(Excerpts from an interface dataset)
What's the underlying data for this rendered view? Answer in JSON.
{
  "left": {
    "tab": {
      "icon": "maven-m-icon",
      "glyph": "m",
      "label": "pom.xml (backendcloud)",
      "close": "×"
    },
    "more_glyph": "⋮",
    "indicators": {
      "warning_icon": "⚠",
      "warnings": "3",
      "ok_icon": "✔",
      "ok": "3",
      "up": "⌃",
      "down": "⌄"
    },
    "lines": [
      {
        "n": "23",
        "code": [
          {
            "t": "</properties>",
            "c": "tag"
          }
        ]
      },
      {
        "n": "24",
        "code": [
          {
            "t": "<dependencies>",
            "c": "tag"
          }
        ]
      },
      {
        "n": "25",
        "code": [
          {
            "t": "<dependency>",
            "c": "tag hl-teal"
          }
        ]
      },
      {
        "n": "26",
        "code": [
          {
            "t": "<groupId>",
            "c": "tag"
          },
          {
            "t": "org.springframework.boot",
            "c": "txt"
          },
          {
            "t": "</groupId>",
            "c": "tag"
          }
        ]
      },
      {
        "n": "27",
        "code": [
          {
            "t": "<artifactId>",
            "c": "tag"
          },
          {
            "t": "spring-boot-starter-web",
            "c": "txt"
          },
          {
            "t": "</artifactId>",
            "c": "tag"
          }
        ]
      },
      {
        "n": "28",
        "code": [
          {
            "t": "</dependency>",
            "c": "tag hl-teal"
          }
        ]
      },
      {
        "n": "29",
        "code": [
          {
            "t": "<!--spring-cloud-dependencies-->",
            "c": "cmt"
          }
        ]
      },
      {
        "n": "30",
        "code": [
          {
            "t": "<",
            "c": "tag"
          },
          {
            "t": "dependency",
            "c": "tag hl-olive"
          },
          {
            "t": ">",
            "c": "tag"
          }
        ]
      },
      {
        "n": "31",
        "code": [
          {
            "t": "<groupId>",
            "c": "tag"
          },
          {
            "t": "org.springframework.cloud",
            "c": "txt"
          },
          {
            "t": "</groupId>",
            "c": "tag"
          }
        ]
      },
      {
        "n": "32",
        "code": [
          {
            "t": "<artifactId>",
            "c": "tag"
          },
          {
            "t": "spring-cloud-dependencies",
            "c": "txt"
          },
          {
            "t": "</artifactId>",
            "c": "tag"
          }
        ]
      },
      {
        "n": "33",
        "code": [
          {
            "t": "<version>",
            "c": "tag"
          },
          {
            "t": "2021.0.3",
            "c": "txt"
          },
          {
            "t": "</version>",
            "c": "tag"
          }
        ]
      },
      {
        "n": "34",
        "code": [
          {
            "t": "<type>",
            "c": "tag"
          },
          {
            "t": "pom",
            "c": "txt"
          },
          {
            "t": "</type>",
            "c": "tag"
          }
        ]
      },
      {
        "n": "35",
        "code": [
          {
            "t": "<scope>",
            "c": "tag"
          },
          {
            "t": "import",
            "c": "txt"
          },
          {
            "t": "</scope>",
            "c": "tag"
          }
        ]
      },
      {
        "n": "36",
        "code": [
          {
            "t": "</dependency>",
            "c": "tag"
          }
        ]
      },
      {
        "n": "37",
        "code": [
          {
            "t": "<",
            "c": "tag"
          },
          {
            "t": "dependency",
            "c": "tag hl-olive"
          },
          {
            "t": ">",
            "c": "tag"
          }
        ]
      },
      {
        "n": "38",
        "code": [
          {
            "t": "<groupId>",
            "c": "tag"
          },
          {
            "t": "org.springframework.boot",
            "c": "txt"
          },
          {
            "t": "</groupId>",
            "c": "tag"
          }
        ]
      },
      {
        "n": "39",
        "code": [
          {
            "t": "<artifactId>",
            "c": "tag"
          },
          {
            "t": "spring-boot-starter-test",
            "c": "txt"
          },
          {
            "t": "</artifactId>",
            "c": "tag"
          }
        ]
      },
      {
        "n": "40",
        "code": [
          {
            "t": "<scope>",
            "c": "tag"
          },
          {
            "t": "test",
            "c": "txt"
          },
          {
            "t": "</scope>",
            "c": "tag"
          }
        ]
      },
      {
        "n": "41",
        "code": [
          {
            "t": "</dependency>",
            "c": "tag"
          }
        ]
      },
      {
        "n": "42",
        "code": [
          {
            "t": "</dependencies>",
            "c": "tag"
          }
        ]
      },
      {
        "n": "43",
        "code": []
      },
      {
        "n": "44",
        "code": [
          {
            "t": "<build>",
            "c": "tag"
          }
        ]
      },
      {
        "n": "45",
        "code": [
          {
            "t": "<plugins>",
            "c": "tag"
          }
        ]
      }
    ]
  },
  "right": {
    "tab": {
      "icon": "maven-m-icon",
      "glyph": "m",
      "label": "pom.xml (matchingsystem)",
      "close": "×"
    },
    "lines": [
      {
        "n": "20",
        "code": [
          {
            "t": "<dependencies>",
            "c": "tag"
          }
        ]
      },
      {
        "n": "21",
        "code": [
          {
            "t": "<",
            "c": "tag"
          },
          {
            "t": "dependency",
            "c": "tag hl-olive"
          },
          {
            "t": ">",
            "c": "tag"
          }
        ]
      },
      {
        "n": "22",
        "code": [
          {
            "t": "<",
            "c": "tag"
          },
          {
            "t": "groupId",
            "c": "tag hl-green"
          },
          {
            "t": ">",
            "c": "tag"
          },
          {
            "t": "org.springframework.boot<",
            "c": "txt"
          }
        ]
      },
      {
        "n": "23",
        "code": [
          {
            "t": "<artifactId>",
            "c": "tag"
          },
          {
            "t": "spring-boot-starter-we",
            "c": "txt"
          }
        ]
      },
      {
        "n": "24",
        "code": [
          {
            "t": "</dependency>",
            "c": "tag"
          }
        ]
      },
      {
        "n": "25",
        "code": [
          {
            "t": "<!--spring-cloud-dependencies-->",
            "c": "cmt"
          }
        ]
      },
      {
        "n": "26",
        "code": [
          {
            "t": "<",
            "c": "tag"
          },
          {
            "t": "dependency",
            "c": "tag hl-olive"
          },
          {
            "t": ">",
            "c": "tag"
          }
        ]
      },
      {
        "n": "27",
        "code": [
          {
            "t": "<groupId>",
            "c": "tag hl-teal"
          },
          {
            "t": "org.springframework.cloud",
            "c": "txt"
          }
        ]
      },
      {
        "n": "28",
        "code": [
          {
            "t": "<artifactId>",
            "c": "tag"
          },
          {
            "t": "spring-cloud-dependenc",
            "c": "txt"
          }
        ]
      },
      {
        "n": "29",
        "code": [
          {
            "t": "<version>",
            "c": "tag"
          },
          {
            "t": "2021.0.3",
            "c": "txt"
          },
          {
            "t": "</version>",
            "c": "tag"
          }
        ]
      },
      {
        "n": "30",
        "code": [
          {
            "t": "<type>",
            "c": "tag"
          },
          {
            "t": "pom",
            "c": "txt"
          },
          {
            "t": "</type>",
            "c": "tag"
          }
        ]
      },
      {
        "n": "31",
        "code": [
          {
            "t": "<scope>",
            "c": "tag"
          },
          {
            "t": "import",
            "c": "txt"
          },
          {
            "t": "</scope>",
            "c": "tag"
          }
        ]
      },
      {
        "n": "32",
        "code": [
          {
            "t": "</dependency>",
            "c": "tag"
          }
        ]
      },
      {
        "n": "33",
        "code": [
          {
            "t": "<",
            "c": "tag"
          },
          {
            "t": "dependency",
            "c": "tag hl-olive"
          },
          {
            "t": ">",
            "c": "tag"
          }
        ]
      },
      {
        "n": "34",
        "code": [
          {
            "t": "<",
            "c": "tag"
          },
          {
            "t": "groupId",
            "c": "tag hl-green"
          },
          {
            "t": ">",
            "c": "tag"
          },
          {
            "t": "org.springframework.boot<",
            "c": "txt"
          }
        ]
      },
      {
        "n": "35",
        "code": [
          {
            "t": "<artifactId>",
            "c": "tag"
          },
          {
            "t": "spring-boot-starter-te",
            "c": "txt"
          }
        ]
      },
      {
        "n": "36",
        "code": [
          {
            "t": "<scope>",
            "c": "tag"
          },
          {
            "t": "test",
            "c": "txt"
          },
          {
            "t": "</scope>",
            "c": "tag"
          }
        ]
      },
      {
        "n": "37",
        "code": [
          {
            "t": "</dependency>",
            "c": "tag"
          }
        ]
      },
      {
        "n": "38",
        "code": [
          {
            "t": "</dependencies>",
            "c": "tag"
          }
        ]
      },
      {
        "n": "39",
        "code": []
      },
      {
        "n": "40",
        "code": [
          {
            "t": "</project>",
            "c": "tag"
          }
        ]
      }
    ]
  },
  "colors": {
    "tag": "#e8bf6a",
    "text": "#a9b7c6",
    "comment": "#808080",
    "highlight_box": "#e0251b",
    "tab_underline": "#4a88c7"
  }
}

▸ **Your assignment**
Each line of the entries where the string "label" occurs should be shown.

▸ **Answer to this task**
      "label": "pom.xml (backendcloud)",
      "label": "pom.xml (matchingsystem)",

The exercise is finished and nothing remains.